Exercise description: Set down each of the records below exactly as it reads. No pictures go into the copy.

Stored items from a collection
—————
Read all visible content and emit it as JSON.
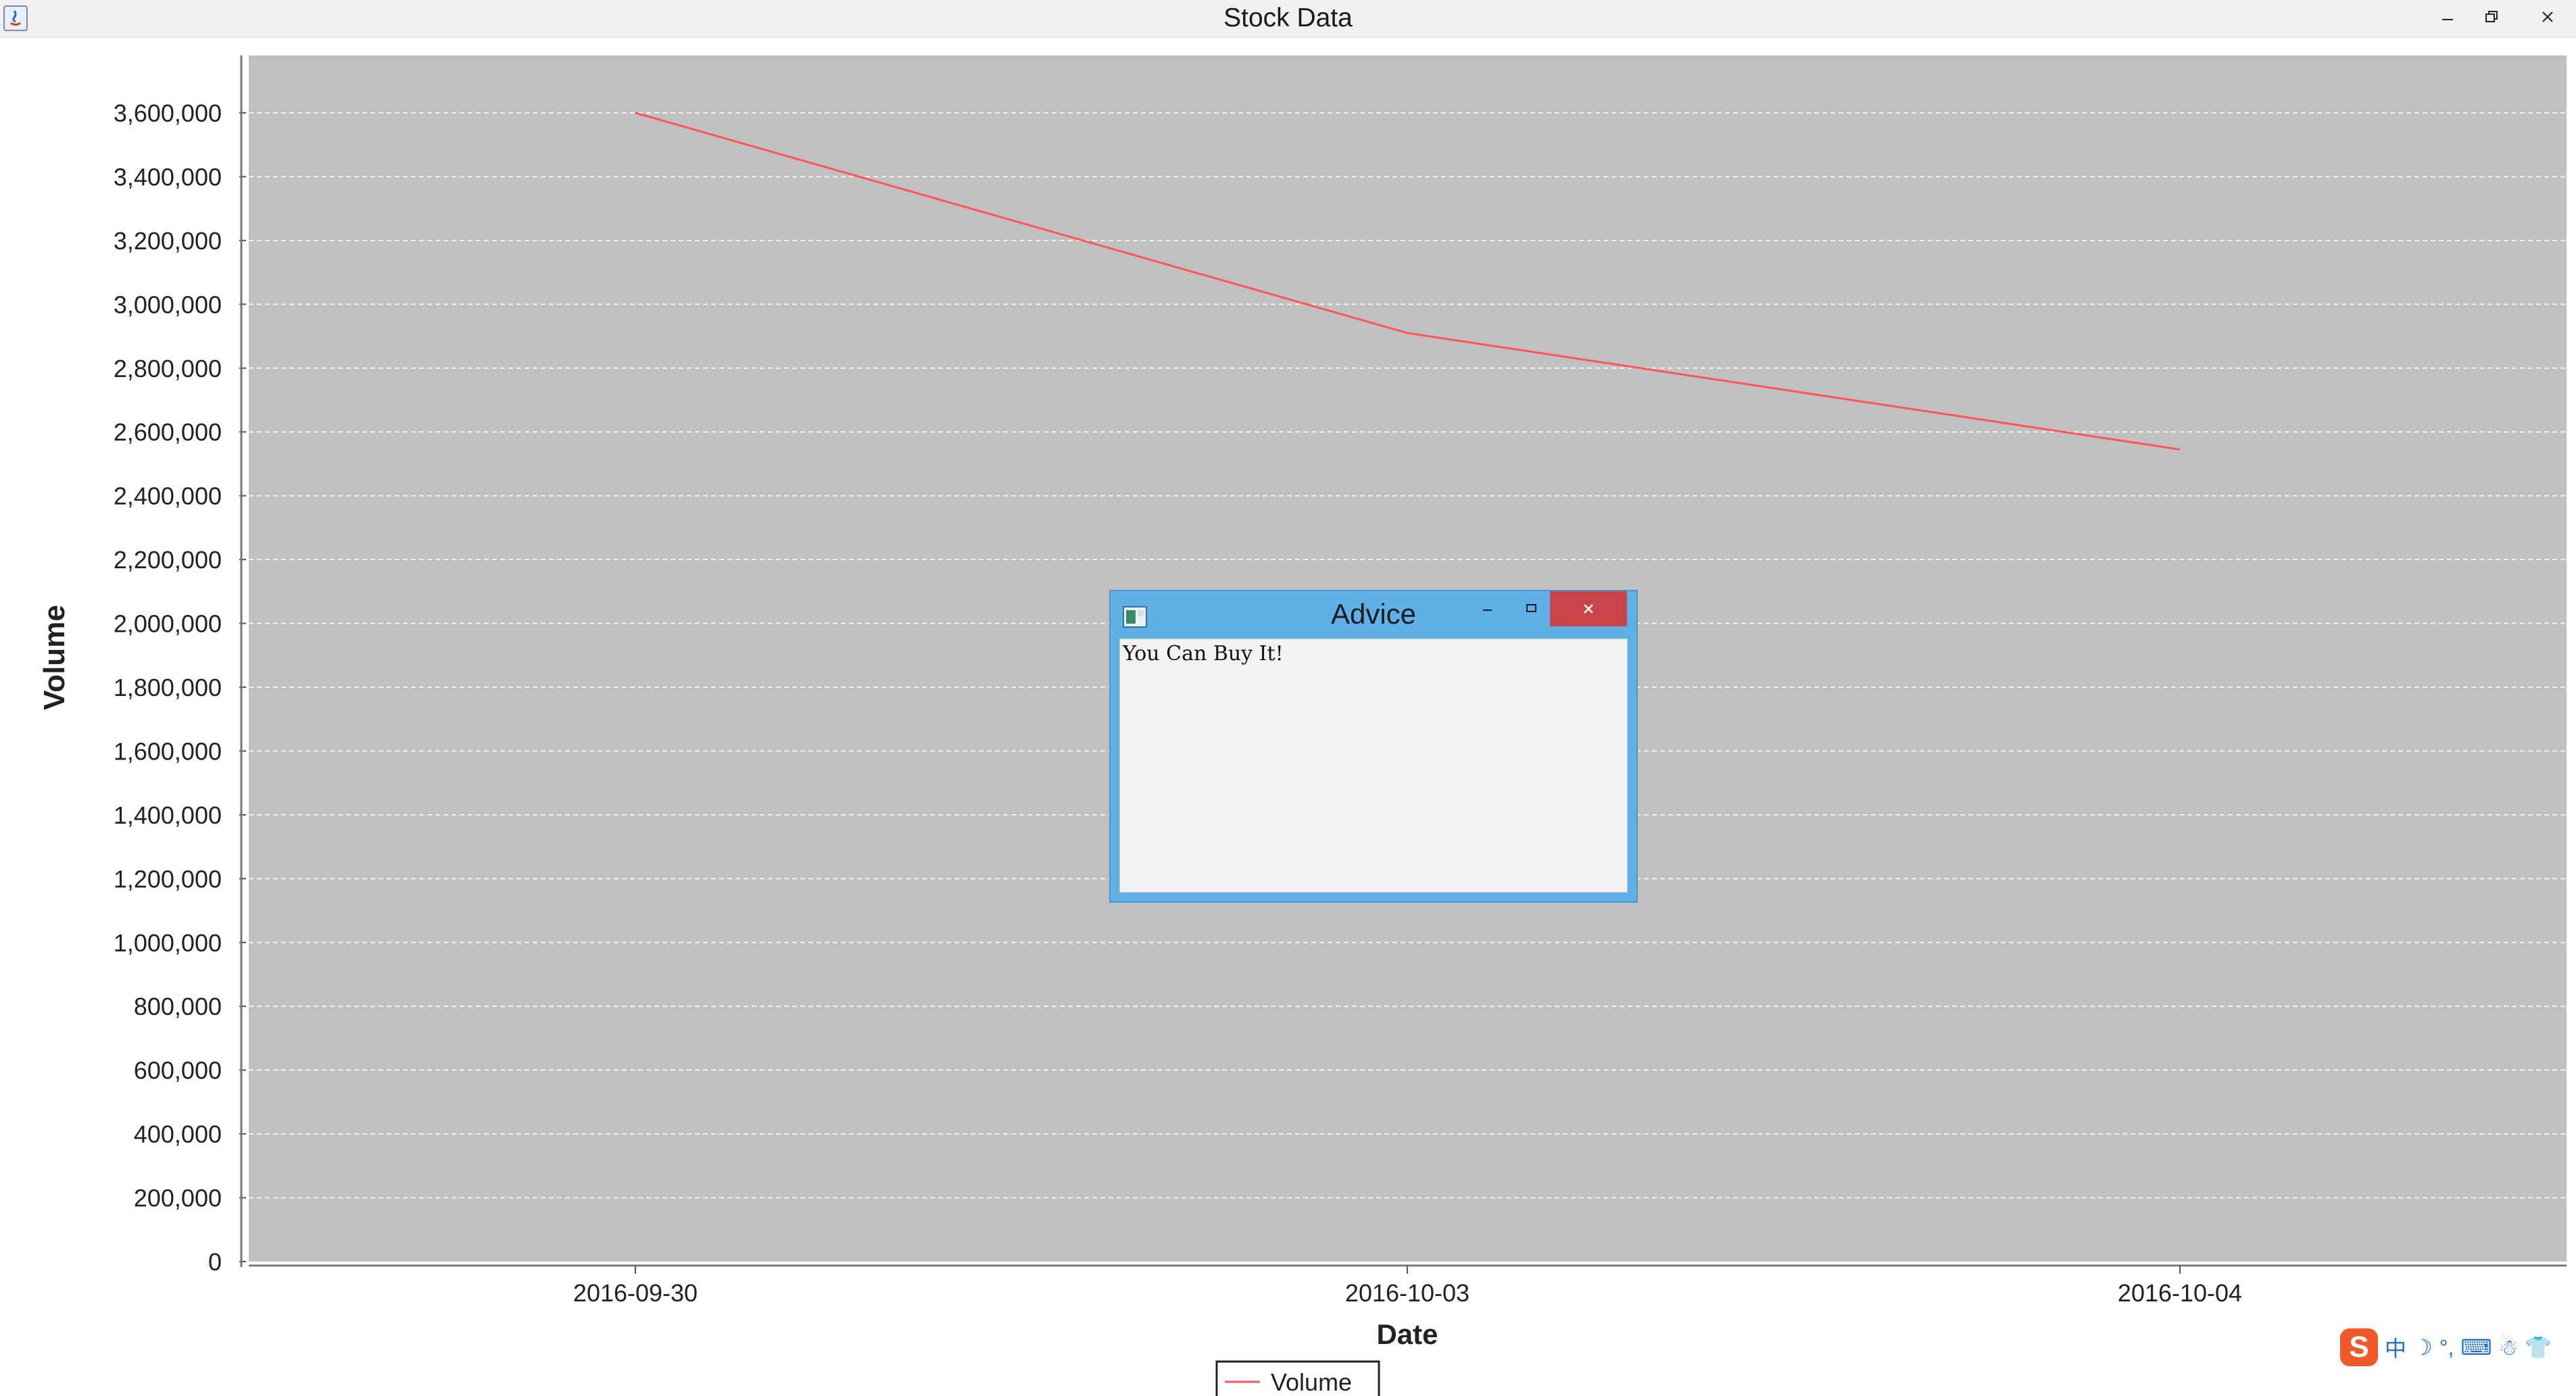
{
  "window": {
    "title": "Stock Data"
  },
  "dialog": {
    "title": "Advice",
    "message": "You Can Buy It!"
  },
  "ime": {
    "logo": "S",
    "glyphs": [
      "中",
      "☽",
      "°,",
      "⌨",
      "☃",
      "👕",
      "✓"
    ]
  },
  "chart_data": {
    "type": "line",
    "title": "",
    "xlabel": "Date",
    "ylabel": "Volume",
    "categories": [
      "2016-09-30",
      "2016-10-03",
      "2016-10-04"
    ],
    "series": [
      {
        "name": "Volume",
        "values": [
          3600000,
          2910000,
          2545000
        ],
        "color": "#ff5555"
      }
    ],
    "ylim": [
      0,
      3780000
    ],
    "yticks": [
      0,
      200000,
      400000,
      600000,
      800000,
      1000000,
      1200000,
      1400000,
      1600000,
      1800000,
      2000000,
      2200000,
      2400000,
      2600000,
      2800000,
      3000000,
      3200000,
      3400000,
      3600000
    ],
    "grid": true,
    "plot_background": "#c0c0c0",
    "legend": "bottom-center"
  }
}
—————
Solved problem:
Read all visible content and emit it as JSON.
{
  "window": {
    "title": "Stock Data"
  },
  "dialog": {
    "title": "Advice",
    "message": "You Can Buy It!"
  },
  "ime": {
    "logo": "S",
    "glyphs": [
      "中",
      "☽",
      "°,",
      "⌨",
      "☃",
      "👕",
      "✓"
    ]
  },
  "chart_data": {
    "type": "line",
    "title": "",
    "xlabel": "Date",
    "ylabel": "Volume",
    "categories": [
      "2016-09-30",
      "2016-10-03",
      "2016-10-04"
    ],
    "series": [
      {
        "name": "Volume",
        "values": [
          3600000,
          2910000,
          2545000
        ],
        "color": "#ff5555"
      }
    ],
    "ylim": [
      0,
      3780000
    ],
    "yticks": [
      0,
      200000,
      400000,
      600000,
      800000,
      1000000,
      1200000,
      1400000,
      1600000,
      1800000,
      2000000,
      2200000,
      2400000,
      2600000,
      2800000,
      3000000,
      3200000,
      3400000,
      3600000
    ],
    "grid": true,
    "plot_background": "#c0c0c0",
    "legend": "bottom-center"
  }
}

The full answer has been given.